### Problem to solve
Copy the entries character for character.

### Information supplied
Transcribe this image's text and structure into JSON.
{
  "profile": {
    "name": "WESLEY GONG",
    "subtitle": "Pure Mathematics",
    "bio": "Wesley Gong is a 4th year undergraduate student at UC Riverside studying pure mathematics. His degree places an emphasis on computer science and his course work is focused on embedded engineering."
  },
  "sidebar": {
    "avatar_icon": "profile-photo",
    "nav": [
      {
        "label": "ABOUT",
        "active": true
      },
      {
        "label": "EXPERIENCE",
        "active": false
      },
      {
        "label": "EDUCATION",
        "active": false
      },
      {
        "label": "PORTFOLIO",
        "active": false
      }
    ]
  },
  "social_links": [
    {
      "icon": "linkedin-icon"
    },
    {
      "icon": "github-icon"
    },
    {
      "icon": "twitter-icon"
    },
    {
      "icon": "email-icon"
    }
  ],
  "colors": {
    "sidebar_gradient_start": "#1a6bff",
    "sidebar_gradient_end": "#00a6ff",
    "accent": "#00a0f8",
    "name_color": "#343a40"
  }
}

### Result
Transcribe this image's text and structure into JSON.
{
  "profile": {
    "name": "WESLEY GONG",
    "subtitle": "Pure Mathematics",
    "bio": "Wesley Gong is a 4th year undergraduate student at UC Riverside studying pure mathematics. His degree places an emphasis on computer science and his course work is focused on embedded engineering."
  },
  "sidebar": {
    "avatar_icon": "profile-photo",
    "nav": [
      {
        "label": "ABOUT",
        "active": true
      },
      {
        "label": "EXPERIENCE",
        "active": false
      },
      {
        "label": "EDUCATION",
        "active": false
      },
      {
        "label": "PORTFOLIO",
        "active": false
      }
    ]
  },
  "social_links": [
    {
      "icon": "linkedin-icon"
    },
    {
      "icon": "github-icon"
    },
    {
      "icon": "twitter-icon"
    },
    {
      "icon": "email-icon"
    }
  ],
  "colors": {
    "sidebar_gradient_start": "#1a6bff",
    "sidebar_gradient_end": "#00a6ff",
    "accent": "#00a0f8",
    "name_color": "#343a40"
  }
}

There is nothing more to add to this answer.